Former Alexandria human rights director Stephen M. Levinson, who was fired from his post 10 days ago after sexual harassment charges were filed against him, has complained that city officials harassed and discriminated against him.

Levinson said in a complaint filed Tuesday with the federal Equal Employment Opportunity Commission that City Manager Vola Lawson and two other city employes "locked and barred" him from his office because they were politically opposed to his administration.

He also said that if a female administrator had committed some of the same acts of which he was accused, she would not have been fired.

" . . . No male can ever assume or carry out the proper roles and responsibilities in civil rights" if some of the allegations made against him can be used as a basis for dismissal, Levinson wrote in the complaint.

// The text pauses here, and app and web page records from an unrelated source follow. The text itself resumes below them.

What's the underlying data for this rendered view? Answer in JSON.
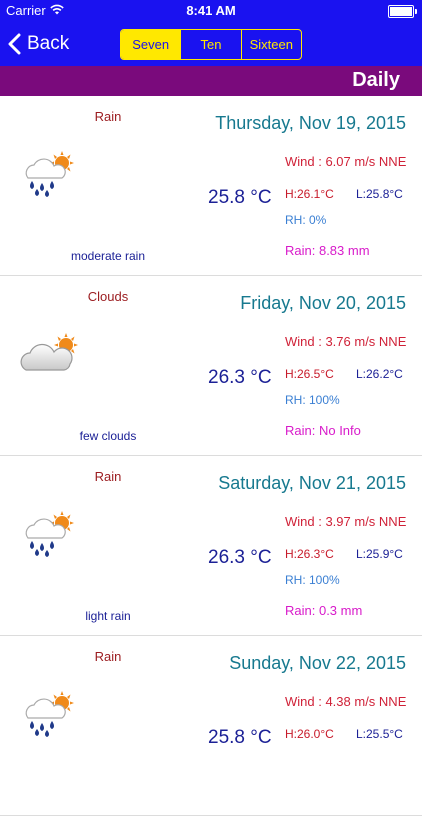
{
  "status": {
    "carrier": "Carrier",
    "time": "8:41 AM"
  },
  "nav": {
    "back_label": "Back",
    "segments": [
      "Seven",
      "Ten",
      "Sixteen"
    ],
    "selected": "Seven"
  },
  "section": {
    "title": "Daily"
  },
  "days": [
    {
      "condition": "Rain",
      "date": "Thursday, Nov 19, 2015",
      "icon": "rain-cloud-sun-icon",
      "temp": "25.8 °C",
      "description": "moderate rain",
      "wind": "Wind : 6.07 m/s NNE",
      "high": "H:26.1°C",
      "low": "L:25.8°C",
      "rh": "RH: 0%",
      "rain": "Rain: 8.83 mm"
    },
    {
      "condition": "Clouds",
      "date": "Friday, Nov 20, 2015",
      "icon": "cloud-sun-icon",
      "temp": "26.3 °C",
      "description": "few clouds",
      "wind": "Wind : 3.76 m/s NNE",
      "high": "H:26.5°C",
      "low": "L:26.2°C",
      "rh": "RH: 100%",
      "rain": "Rain: No Info"
    },
    {
      "condition": "Rain",
      "date": "Saturday, Nov 21, 2015",
      "icon": "rain-cloud-sun-icon",
      "temp": "26.3 °C",
      "description": "light rain",
      "wind": "Wind : 3.97 m/s NNE",
      "high": "H:26.3°C",
      "low": "L:25.9°C",
      "rh": "RH: 100%",
      "rain": "Rain: 0.3 mm"
    },
    {
      "condition": "Rain",
      "date": "Sunday, Nov 22, 2015",
      "icon": "rain-cloud-sun-icon",
      "temp": "25.8 °C",
      "description": "",
      "wind": "Wind : 4.38 m/s NNE",
      "high": "H:26.0°C",
      "low": "L:25.5°C",
      "rh": "",
      "rain": ""
    }
  ]
}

Lawson said yesterday that Levinson's complaint listed "totally false and ridiculous" reasons for his dismissal, and was an attempt to turn a personnel matter into a "media circus."

She said Levinson was fired "because of serious and substantive charges of improper actions" that spanned most of his five-year tenure.

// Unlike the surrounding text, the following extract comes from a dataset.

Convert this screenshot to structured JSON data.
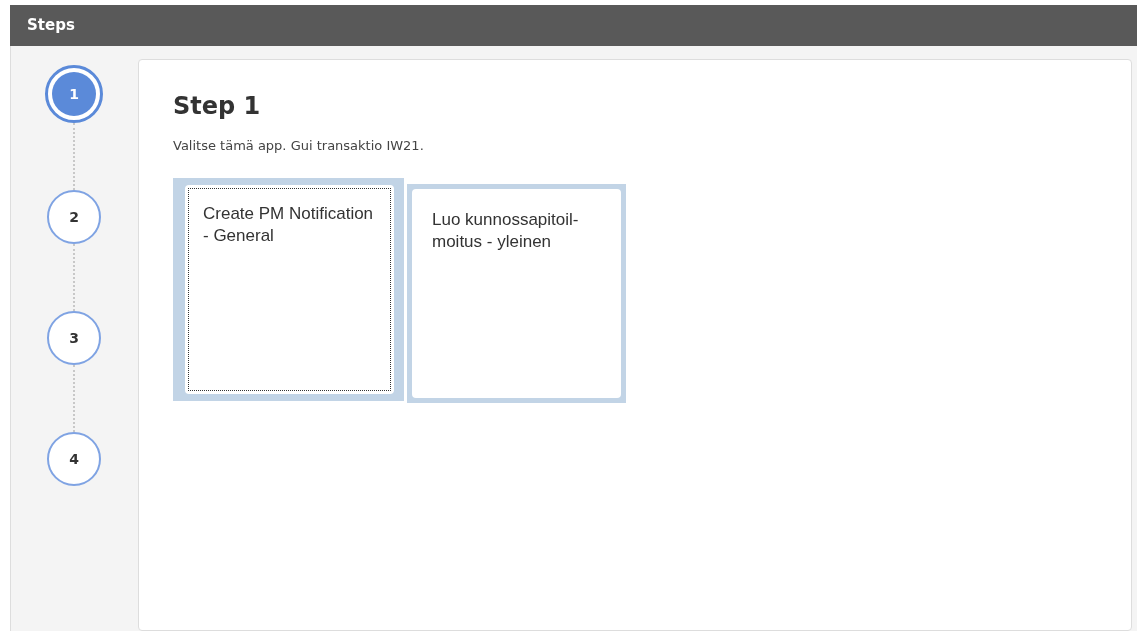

Levinson denied that he committed any of the sexual harassment actions that city officials say led to his dismissal. City officials allege that in two 1981 incidents Levinson kissed a city employe and had sexual relations in his office with a man who was dressed as a woman.

The officials charged that in 1984 Levinson tried to kiss his secretary and later touched her inappropriately and that he kissed a city job applicant. They also alleged that Levinson used his position to ask a potential job applicant for a date.

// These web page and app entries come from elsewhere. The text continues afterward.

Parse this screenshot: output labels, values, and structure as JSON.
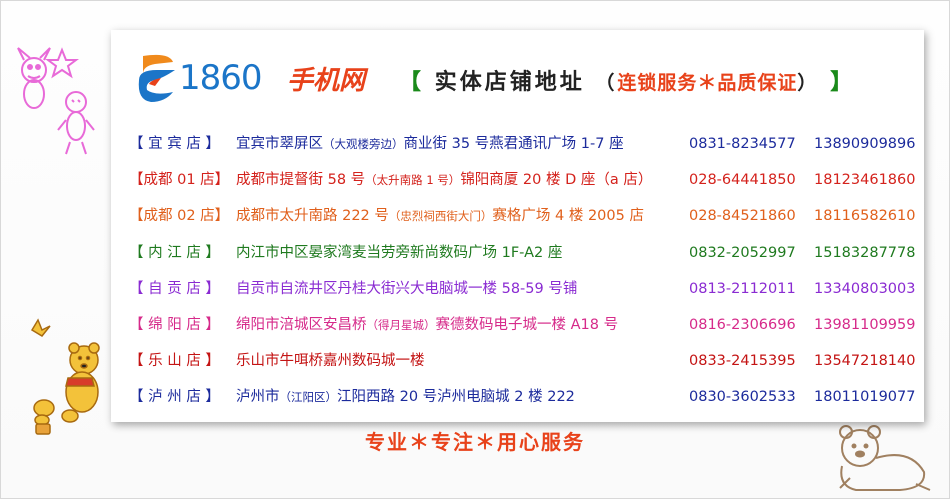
{
  "logo": {
    "number": "1860",
    "name": "手机网",
    "colors": {
      "blue": "#1b75c8",
      "orange": "#f08a1c",
      "red": "#e8421a"
    }
  },
  "title": {
    "open_bracket": "【",
    "main": "实体店铺地址",
    "paren_open": "（",
    "sub": "连锁服务＊品质保证",
    "paren_close": "）",
    "close_bracket": "】"
  },
  "stores": [
    {
      "store": "【 宜 宾 店 】",
      "address": "宜宾市翠屏区",
      "address_note": "（大观楼旁边）",
      "address_rest": "商业街 35 号燕君通讯广场 1-7 座",
      "tel": "0831-8234577",
      "mobile": "13890909896",
      "color": "#1c2b9c"
    },
    {
      "store": "【成都 01 店】",
      "address": "成都市提督街 58 号",
      "address_note": "（太升南路 1 号）",
      "address_rest": "锦阳商厦 20 楼 D 座（a 店）",
      "tel": "028-64441850",
      "mobile": "18123461860",
      "color": "#d4221c"
    },
    {
      "store": "【成都 02 店】",
      "address": "成都市太升南路 222 号",
      "address_note": "（忠烈祠西街大门）",
      "address_rest": "赛格广场 4 楼 2005 店",
      "tel": "028-84521860",
      "mobile": "18116582610",
      "color": "#e0601c"
    },
    {
      "store": "【 内 江 店 】",
      "address": "内江市中区晏家湾麦当劳旁新尚数码广场 1F-A2 座",
      "address_note": "",
      "address_rest": "",
      "tel": "0832-2052997",
      "mobile": "15183287778",
      "color": "#1f7a1f"
    },
    {
      "store": "【 自 贡 店 】",
      "address": "自贡市自流井区丹桂大街兴大电脑城一楼 58-59 号铺",
      "address_note": "",
      "address_rest": "",
      "tel": "0813-2112011",
      "mobile": "13340803003",
      "color": "#8a2bd2"
    },
    {
      "store": "【 绵 阳 店 】",
      "address": "绵阳市涪城区安昌桥",
      "address_note": "（得月星城）",
      "address_rest": "赛德数码电子城一楼 A18 号",
      "tel": "0816-2306696",
      "mobile": "13981109959",
      "color": "#d62a8a"
    },
    {
      "store": "【 乐 山 店 】",
      "address": "乐山市牛咡桥嘉州数码城一楼",
      "address_note": "",
      "address_rest": "",
      "tel": "0833-2415395",
      "mobile": "13547218140",
      "color": "#c41414"
    },
    {
      "store": "【 泸 州 店 】",
      "address": "泸州市",
      "address_note": "（江阳区）",
      "address_rest": "江阳西路 20 号泸州电脑城 2 楼 222",
      "tel": "0830-3602533",
      "mobile": "18011019077",
      "color": "#1c2b9c"
    }
  ],
  "slogan": "专业＊专注＊用心服务",
  "decorations": {
    "top_left": "piglet-cartoon-icon",
    "bottom_left": "pooh-bear-cartoon-icon",
    "bottom_right": "pooh-bear-sketch-icon"
  }
}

Philip J. Hirschkop, Levinson's attorney, said he had filed a complaint with the Alexandria Bar Association against Assistant City Attorney Nancy A. Bride, who he claimed aided Lawson and Assistant City Manager Rose Boyd in a "pattern of harassment."